Entries from a dataset of interfaces:
***

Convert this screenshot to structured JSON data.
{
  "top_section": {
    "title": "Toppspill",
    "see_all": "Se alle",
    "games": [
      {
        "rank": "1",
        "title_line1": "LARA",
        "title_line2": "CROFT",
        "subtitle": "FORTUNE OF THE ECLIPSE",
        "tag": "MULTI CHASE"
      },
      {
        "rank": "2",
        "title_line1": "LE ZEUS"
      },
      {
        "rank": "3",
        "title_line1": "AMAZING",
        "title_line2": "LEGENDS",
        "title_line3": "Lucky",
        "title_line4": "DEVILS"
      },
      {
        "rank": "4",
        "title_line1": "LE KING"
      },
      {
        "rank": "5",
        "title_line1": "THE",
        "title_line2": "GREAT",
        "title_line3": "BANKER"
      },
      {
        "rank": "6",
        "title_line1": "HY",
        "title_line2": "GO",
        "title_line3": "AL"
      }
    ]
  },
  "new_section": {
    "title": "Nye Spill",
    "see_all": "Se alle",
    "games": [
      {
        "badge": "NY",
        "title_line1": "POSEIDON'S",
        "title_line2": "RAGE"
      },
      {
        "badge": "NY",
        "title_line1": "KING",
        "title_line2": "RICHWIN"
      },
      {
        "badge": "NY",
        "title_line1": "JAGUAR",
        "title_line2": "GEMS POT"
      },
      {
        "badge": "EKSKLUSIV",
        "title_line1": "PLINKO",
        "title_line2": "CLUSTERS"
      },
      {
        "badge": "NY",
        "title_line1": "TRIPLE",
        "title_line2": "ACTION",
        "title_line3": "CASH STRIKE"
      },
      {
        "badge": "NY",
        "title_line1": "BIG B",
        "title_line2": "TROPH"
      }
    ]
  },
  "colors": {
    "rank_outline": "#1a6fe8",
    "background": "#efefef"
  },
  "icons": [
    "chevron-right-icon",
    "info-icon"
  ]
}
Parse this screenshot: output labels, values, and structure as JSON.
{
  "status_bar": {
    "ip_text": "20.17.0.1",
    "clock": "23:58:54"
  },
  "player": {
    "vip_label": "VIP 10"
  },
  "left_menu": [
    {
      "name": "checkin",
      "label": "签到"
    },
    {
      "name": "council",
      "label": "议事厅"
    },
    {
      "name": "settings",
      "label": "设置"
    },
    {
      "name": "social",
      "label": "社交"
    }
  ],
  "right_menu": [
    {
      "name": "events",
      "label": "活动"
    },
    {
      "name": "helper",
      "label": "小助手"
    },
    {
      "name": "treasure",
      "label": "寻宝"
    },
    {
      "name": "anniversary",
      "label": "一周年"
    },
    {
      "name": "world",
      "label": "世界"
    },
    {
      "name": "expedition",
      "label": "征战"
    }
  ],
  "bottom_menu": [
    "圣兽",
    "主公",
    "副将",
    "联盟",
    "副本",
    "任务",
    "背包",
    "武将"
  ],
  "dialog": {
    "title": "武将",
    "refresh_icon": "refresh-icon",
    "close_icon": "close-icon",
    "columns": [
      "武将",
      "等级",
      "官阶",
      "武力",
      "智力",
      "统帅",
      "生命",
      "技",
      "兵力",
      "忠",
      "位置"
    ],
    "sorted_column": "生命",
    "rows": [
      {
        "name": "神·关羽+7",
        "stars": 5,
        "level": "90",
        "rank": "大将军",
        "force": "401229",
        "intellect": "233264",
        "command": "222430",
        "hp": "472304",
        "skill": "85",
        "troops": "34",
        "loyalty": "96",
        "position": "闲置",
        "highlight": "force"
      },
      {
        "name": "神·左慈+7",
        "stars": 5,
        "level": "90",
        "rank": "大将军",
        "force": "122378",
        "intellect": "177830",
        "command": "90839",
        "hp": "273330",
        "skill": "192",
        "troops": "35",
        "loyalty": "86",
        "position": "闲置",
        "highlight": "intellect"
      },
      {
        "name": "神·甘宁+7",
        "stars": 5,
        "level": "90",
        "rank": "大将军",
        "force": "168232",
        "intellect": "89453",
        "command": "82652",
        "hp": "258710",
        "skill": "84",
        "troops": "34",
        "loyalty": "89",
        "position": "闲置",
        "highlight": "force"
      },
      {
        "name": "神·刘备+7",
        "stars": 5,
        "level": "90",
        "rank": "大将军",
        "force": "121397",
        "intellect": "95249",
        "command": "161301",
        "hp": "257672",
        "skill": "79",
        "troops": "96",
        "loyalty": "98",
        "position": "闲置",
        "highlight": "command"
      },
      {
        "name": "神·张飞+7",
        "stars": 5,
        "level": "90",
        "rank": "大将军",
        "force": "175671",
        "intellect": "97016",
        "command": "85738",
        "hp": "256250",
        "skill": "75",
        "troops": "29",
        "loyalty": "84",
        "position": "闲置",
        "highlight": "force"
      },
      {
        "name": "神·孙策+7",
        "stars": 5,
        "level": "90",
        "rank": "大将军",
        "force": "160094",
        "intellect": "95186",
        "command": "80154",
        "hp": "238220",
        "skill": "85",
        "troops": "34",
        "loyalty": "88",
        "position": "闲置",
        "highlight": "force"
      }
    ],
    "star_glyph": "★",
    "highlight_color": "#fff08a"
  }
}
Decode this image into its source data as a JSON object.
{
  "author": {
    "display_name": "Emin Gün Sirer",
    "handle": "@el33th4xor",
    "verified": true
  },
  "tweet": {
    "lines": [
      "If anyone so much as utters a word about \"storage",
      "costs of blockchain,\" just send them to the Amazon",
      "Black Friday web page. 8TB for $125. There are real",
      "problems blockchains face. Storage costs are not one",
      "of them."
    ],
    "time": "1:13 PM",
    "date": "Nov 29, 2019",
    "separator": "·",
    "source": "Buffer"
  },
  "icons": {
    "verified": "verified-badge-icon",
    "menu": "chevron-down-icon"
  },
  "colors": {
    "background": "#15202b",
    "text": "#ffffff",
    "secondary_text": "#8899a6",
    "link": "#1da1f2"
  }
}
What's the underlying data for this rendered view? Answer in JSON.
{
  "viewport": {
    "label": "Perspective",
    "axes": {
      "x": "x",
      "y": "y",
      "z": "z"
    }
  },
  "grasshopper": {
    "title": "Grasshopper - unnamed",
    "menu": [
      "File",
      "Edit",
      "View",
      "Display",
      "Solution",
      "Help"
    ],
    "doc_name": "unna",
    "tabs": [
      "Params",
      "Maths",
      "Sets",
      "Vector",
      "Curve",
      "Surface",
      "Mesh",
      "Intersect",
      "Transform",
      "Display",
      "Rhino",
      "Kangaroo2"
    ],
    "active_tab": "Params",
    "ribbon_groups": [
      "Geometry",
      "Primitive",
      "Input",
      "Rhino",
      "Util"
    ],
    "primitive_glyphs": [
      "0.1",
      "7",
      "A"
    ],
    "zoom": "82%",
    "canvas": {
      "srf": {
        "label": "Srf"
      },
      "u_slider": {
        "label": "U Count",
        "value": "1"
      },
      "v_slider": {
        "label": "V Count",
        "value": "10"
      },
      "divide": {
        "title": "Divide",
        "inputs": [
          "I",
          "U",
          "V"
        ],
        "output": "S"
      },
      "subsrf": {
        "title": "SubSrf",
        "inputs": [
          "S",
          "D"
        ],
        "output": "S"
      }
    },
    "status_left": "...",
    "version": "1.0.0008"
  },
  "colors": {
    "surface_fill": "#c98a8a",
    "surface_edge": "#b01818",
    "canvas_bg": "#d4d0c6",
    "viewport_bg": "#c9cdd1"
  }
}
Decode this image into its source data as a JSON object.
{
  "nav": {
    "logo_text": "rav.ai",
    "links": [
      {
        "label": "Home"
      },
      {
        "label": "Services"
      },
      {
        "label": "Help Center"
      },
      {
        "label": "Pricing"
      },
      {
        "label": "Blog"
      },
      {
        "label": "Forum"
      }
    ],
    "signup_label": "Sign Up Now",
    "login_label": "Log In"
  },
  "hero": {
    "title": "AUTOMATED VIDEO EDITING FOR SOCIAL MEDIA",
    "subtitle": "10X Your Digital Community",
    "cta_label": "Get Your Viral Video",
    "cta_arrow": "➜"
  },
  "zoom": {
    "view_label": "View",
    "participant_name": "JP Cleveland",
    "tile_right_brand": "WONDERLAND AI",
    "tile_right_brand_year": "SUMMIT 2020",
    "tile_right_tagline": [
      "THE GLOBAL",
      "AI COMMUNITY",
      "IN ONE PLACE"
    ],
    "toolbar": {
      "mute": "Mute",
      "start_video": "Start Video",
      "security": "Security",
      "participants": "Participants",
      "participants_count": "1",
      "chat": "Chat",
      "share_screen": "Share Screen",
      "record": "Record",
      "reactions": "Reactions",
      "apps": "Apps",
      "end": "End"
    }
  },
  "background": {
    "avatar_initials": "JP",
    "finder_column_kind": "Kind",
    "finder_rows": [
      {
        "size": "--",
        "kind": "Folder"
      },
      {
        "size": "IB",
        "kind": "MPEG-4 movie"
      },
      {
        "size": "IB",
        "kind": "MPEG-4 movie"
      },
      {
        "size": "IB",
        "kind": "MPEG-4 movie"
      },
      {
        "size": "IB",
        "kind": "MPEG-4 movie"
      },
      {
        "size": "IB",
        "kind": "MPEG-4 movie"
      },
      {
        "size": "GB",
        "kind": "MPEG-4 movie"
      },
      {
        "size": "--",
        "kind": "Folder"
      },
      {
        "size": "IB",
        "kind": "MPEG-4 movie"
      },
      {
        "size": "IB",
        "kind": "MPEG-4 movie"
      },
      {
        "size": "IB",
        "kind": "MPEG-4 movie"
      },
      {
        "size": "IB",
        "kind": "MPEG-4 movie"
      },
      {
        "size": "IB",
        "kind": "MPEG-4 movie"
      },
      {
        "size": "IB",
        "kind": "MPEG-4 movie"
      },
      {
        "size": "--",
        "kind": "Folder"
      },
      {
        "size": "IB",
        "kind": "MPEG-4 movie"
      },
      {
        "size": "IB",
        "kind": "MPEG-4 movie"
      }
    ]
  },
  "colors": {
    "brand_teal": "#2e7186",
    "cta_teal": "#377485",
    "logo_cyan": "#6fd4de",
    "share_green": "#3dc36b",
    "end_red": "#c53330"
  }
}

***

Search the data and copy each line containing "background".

# [ANSWER FOR THE TASK]
    "background": "#efefef"
    "background": "#15202b",
  "background": {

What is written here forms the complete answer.